A new study reveals that women in the UK are waiting nearly nine years for an endometriosis diagnosis, and having to make repeated visits to their GP — often more than 10 times — before being diagnosed.

The study by Endometriosis UK, which surveyed over 4,000 people with the condition, has found that waiting times for a diagnosis have deteriorated in the past three years. It now takes an average of eight years and 10 months for diagnosis (up 10 months since 2020), with research showing that health professionals are often dismissing or minimising symptoms.

The survey has found that nearly half of respondents (47%) had visited their GP 10 or more times with symptoms before being diagnosed, and 70% had visited five times or more. Only 10% reported that GPs had mentioned or suggested endometriosis at either their first or second appointment where symptoms were discussed.

Endometriosis, a condition where tissue similar to the womb lining grows elsewhere, such as the ovaries and fallopian tubes, affects 10% of women from puberty to menopause.
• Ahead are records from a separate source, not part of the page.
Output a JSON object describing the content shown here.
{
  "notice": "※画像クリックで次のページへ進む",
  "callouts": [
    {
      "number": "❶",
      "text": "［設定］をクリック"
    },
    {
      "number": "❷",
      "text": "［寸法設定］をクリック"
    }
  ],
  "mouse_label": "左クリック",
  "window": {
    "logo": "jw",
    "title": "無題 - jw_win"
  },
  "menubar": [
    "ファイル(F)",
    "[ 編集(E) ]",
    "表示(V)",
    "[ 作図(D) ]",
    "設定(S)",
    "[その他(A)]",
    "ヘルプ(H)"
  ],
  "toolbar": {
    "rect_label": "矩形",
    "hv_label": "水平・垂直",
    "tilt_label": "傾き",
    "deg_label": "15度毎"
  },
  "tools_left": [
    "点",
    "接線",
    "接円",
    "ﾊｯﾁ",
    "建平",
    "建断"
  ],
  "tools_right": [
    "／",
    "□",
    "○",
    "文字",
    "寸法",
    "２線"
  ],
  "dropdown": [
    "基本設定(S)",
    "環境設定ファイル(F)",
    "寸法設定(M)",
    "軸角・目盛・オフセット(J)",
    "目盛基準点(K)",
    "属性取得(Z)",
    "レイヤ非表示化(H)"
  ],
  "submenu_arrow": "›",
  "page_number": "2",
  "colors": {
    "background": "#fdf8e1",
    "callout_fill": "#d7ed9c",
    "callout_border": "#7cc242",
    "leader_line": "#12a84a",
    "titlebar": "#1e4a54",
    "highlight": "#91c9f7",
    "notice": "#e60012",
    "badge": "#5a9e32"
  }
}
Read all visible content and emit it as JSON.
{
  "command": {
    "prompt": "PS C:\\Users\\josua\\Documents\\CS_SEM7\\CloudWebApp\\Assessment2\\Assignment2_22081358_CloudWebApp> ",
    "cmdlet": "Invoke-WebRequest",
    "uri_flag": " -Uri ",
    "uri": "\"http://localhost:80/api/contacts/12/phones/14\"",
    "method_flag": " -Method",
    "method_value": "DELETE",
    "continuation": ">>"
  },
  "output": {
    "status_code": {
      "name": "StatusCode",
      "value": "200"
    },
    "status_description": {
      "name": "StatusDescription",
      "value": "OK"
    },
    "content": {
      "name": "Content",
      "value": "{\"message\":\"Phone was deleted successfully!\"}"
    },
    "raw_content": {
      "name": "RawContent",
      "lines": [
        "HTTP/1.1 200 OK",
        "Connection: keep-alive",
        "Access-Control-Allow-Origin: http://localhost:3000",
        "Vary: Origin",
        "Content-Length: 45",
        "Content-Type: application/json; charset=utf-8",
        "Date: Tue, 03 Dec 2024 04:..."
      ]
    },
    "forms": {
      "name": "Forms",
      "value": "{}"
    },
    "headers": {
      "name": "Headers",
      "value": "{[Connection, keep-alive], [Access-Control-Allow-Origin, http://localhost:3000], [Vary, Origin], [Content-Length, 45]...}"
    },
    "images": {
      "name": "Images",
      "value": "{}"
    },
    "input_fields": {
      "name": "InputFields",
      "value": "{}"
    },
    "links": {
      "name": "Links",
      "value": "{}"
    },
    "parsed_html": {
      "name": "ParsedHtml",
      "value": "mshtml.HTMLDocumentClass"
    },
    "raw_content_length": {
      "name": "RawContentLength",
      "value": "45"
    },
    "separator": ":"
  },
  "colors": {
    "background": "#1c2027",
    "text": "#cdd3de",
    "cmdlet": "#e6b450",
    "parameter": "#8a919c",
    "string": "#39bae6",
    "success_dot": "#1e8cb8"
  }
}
This is more than 1.5 million women in the UK, according to Endometriosis UK; a similar number to those with diabetes.

The disease has a wide range of symptoms, including painful periods, pain when urinating, painful bowel movements, and pain during or after sex, and can affect fertility.

While there’s no cure for endometriosis, there are several treatments that can relieve symptoms, including painkillers, hormonal contraceptives or medicines known as gonadotrophin-releasing hormone (GnRH) analogues.

The long delays to diagnosis means increasingly women are dealing with progressed disease, more severe symptoms, and potential organ damage and impacted fertility. The issue has led to the inclusion of endometriosis and gynaecological problems in the government’s women’s health strategy, launched in 2022.

In response to this new report, the minister for the women’s health strategy, Maria Caulfield, said we must “listen to women”.

 “More must be done to improve women’s experiences of the healthcare system, and for those women suffering from endometriosis we have a long way to go. From getting an initial diagnosis to getting the right care and treatment, we must learn from this report.

“We launched our women’s health strategy to do just this, listen to women. Endometriosis is a priority area within our strategy, so expect to see more in this space. In addition, we are rolling our women’s health hubs across the country to support more women with specialist care required with this condition.”

Endometriosis UK is calling on governments to commit to a target of an average diagnosis time of a year or less by 2030, while urging NHS commissioners to urgently reduce gynaecology waiting times.

Barriers to diagnosis

Driving these long diagnosis times is a lack of understanding within the medical community (and beyond) that severe pelvic pain isn’t normal for women, and a tendency to normalise or dismiss symptoms.

As the symptoms of endometriosis are very similar to other common conditions, diagnosing endometriosis can be challenging. It’s only definitively diagnosed by a laparoscopy — an operation in which a camera (a laparoscope) is inserted into the pelvis via a small cut near the navel. Usually this is performed after a physical examination and medical imaging.

According to the Royal College of Obstetricians and Gynecologists, less than 3% of medical research funding in the UK is focused on women-specific diseases like endometriosis. This highlights the dire gender health gap that still exists in the UK— the largest among G20 countries — a theme that’s explored in ITN Business’ upcoming International Women’s Day programme, Women’s Health: The Future We Deserve (launching March 8th).

The programme also features organisations and individuals that are actively working to challenge assumptions, positively address women’s health issues, close the gender health gap, and improve health outcomes for women.

Explore more here.